(Collected data)
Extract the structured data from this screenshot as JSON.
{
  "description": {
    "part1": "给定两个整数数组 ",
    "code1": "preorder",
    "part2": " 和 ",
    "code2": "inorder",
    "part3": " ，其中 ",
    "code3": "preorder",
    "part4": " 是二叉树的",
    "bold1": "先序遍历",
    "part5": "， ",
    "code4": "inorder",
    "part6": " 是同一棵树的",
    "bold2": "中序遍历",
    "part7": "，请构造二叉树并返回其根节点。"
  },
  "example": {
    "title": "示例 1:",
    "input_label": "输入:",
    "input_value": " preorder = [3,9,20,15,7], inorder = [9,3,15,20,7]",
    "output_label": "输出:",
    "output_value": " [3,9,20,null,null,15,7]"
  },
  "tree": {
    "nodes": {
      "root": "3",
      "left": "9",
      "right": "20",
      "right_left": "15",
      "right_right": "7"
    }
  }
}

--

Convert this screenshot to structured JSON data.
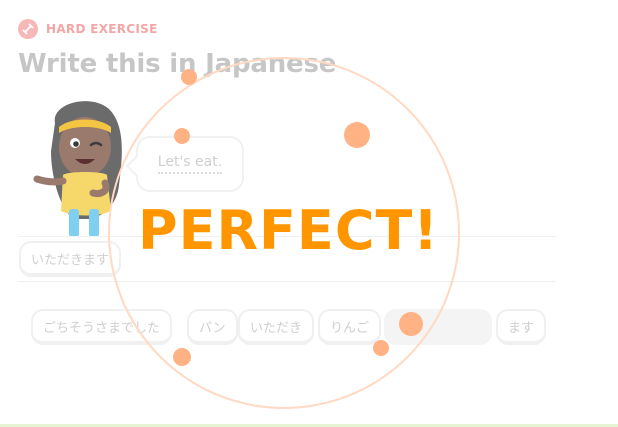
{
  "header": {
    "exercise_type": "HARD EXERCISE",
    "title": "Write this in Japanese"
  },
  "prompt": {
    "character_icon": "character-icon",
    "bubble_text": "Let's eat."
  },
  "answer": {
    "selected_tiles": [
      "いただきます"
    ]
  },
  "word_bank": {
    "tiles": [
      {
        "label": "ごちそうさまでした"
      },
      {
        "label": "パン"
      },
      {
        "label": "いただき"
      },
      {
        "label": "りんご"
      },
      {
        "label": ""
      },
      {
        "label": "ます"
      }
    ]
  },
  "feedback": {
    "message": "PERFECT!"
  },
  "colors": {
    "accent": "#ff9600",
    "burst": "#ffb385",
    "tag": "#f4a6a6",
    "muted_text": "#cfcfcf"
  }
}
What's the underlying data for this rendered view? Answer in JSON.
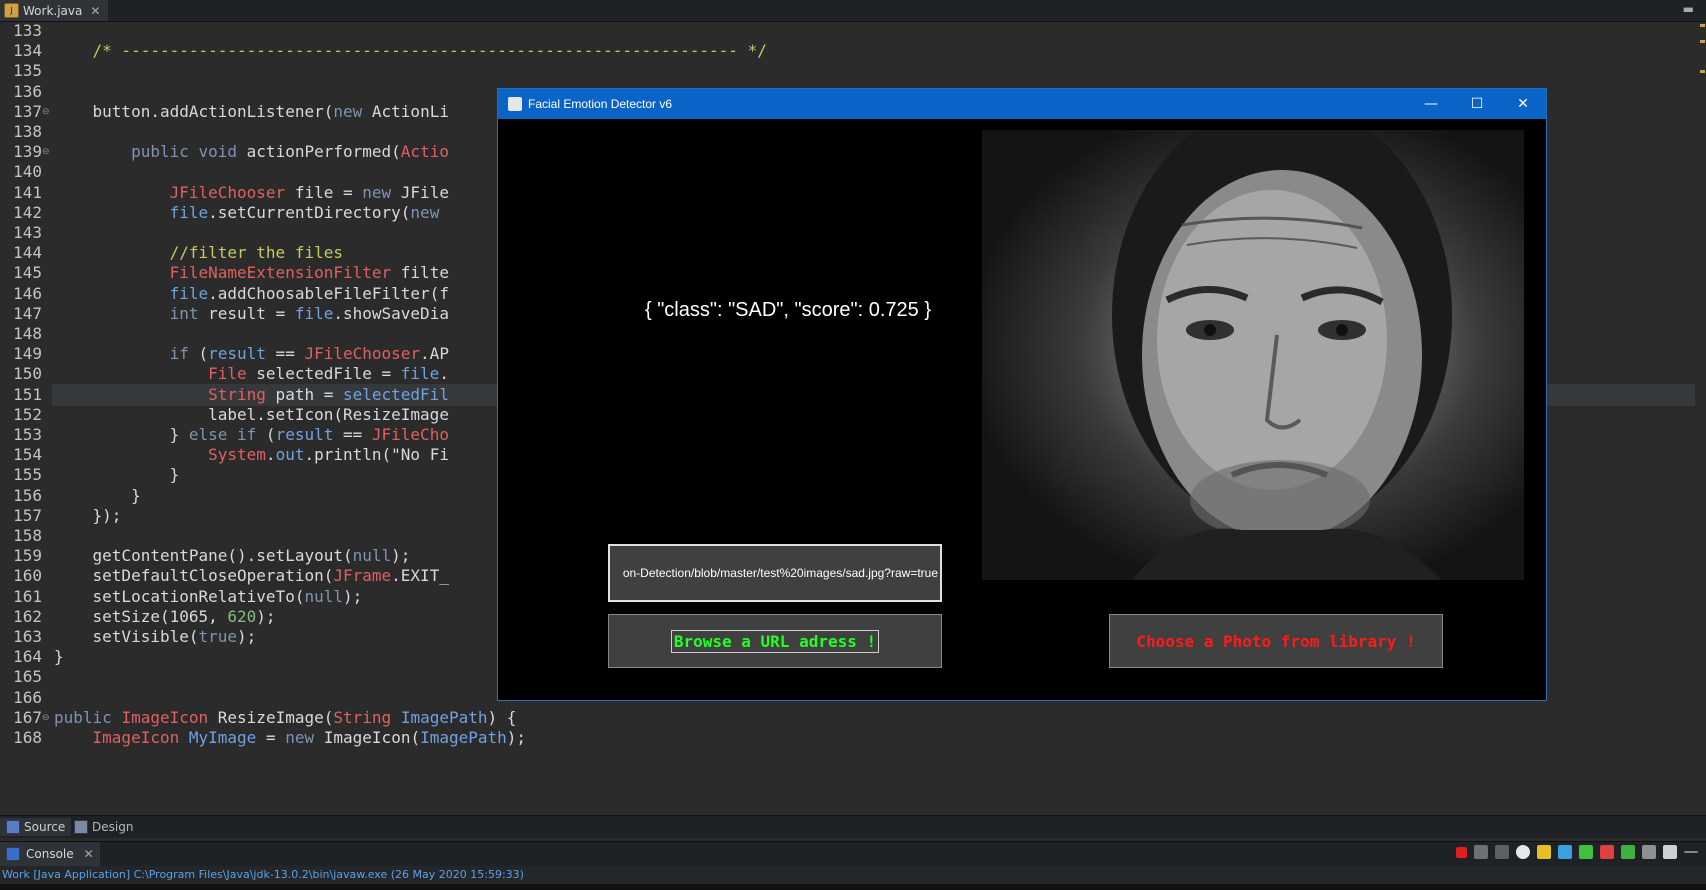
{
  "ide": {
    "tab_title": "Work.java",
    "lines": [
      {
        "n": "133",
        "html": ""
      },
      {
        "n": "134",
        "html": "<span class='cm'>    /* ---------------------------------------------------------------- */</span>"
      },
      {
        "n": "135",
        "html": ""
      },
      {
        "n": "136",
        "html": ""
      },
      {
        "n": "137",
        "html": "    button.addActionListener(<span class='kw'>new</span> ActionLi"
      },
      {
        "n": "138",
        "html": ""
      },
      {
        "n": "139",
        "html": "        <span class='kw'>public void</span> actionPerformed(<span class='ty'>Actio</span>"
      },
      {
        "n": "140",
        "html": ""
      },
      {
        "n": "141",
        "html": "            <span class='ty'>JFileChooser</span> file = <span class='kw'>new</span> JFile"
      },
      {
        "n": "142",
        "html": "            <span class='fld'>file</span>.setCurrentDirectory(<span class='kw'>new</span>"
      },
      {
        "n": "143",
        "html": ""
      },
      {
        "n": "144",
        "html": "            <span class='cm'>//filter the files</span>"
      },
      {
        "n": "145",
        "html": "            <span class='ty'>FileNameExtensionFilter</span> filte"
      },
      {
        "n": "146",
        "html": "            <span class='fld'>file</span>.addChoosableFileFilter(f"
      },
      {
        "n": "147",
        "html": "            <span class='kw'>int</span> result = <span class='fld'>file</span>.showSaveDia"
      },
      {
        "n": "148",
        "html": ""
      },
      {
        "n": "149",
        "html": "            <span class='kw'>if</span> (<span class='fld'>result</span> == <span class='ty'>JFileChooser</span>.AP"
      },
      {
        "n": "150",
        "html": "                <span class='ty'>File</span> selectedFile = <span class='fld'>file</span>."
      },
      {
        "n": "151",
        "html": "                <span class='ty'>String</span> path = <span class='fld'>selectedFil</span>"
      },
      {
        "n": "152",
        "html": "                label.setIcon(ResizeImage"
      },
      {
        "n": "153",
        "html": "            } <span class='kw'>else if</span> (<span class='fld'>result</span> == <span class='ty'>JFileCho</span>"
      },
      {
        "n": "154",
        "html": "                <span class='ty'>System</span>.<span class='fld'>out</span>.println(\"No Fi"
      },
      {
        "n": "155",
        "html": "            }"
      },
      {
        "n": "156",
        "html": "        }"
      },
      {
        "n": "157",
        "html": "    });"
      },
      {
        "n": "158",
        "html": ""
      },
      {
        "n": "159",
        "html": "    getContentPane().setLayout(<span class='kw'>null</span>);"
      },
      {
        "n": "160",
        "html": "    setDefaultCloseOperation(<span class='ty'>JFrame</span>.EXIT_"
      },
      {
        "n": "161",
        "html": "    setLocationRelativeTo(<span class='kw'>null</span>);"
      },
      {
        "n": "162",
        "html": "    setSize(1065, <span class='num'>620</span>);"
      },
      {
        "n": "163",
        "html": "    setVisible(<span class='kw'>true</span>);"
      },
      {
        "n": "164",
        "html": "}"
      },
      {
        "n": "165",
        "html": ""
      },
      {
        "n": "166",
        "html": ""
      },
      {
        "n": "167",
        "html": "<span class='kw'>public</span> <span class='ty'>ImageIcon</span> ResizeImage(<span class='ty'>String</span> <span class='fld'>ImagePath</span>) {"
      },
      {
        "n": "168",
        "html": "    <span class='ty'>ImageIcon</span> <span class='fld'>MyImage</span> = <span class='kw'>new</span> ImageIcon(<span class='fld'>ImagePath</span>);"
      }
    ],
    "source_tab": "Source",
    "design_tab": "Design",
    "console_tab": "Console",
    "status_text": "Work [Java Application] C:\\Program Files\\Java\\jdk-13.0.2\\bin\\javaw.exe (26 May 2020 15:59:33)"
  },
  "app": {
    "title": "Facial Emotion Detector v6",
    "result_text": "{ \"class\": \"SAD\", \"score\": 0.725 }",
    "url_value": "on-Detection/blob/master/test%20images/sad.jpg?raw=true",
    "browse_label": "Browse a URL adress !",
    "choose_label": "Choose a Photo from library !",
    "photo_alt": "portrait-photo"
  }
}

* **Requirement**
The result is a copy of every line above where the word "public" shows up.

* **Result of the task**
        "html": "        <span class='kw'>public void</span> actionPerformed(<span class='ty'>Actio</span>"
        "html": "<span class='kw'>public</span> <span class='ty'>ImageIcon</span> ResizeImage(<span class='ty'>String</span> <span class='fld'>ImagePath</span>) {"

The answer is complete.